With a positive reception from the association and the Mission, Kaden, Catherine and Kenny will volunteer once a week throughout the summer to collect excess food, donated by local farmers, in bins during operating hours, and moving it in wagons from the downtown farmers market, walking it to the nearby Union Rescue Mission, which serves an average 250 meals per day, said Mellon.
Donning 4-H Food Team t-shirts courtesy of Hunter Douglas Inc., the students’ first collection day began with the end of the 2018-2019 school year, and has already resulted in 43 pounds of donated food, said Mellon.
“This is a great way to show the connection between food systems and food deserts. Our communities and environments are all connected, and one way is through food — a basic human need,” said Fields. “This project shows how youth can be a part of the change that is needed in terms of caring about a cause bigger than themselves.”
The high schoolers are recruiting their peers and classmates as volunteers to assist with their efforts as well.
“We’ve been presenting in front of our homeroom classes at school,” said Kaden. “We got permission from our teachers, and we’ve recruited two other volunteers so far.”
The team of 4-H’ers also presented their project at the Western Maryland Food Summit, “Our Food, Our Future,” a day-long conference featuring panel discussions and research into the issues of food and nutritional insecurity in the region. While the only student 4-H presenters in attendance at the Summit, their project echoed the challenges and solutions of professional plans, and even inspired Lisa McCoy, a healthy living Extension educator to start working on a plan for her community.
“Working with the 4-H’ers on this project helped me to refocus on the power of youth,” said Mellon. “When given the opportunity to learn something new like food insecurity, frame it within a relevant context with the realization that there are people in their communities and classrooms who aren’t getting the food they need, and work with their peers, Kaden, Catherine and Kenny were and are willing to dig in and work to make a difference.

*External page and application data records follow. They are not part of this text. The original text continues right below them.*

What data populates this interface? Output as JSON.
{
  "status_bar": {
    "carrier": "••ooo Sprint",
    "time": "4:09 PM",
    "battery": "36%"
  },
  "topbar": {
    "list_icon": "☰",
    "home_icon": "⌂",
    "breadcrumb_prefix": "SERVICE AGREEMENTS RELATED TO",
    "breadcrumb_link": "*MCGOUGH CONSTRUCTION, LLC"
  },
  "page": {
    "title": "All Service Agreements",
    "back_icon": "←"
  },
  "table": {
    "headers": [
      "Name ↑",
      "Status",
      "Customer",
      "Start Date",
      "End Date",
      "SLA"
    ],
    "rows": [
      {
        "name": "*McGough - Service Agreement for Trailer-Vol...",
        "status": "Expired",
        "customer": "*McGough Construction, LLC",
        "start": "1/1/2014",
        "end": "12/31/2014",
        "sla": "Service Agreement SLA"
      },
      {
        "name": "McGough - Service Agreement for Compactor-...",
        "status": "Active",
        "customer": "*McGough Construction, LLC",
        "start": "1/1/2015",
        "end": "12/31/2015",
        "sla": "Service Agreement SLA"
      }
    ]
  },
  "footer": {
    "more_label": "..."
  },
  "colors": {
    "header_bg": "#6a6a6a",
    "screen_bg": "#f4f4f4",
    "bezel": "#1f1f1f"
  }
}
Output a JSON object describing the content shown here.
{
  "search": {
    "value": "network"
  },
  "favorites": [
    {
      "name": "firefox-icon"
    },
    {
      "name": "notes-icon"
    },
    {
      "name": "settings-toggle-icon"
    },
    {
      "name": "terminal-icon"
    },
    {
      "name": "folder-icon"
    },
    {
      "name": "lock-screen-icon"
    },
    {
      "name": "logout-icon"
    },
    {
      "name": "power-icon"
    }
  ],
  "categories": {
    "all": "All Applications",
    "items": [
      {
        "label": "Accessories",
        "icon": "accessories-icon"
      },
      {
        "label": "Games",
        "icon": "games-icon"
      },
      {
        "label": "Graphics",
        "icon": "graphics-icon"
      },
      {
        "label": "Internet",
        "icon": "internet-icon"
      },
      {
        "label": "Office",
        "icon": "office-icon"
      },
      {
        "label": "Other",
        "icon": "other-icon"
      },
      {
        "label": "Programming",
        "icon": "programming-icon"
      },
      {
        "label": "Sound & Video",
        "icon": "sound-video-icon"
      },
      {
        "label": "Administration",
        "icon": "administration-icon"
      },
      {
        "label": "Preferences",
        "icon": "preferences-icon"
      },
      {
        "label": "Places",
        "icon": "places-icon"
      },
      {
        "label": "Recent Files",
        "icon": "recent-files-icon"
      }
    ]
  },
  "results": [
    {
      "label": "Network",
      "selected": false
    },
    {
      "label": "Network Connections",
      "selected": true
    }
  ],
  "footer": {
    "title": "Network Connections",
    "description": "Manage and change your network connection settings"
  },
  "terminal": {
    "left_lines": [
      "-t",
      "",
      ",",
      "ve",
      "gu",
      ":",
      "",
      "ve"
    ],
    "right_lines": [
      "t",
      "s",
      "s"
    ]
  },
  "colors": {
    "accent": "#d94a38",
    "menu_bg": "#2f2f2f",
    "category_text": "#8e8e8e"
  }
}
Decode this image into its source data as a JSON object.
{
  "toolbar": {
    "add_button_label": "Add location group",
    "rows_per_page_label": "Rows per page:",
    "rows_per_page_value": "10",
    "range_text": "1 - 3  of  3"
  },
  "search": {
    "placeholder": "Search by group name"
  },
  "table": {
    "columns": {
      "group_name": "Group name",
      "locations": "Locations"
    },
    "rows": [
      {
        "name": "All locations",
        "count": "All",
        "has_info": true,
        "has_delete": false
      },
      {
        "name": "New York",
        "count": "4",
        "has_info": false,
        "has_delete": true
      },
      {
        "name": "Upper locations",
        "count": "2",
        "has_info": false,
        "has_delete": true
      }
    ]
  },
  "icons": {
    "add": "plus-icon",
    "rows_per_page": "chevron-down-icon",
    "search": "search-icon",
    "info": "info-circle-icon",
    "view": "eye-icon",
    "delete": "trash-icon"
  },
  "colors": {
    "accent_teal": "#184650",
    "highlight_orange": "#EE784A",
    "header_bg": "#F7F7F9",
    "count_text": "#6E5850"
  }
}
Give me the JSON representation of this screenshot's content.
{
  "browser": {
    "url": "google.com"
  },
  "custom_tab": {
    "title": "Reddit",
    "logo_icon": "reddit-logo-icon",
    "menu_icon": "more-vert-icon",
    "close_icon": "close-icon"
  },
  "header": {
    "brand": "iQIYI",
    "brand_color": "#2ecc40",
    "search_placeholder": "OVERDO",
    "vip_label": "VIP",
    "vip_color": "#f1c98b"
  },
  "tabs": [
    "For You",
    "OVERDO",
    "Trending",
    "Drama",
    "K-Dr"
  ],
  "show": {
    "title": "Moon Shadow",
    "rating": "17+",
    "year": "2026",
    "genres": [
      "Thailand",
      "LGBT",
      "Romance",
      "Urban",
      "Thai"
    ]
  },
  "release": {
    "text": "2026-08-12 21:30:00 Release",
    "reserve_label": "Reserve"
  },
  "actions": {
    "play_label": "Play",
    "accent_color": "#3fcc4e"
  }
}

“Along the way, they learned and practiced skills that will last a lifetime, from big concepts like time management and organization to the smaller things like shaking hands and having appropriate posture during meetings,” Mellon said. “If we could give every young person that same opportunity, I think we would be amazed at what our communities would look like.”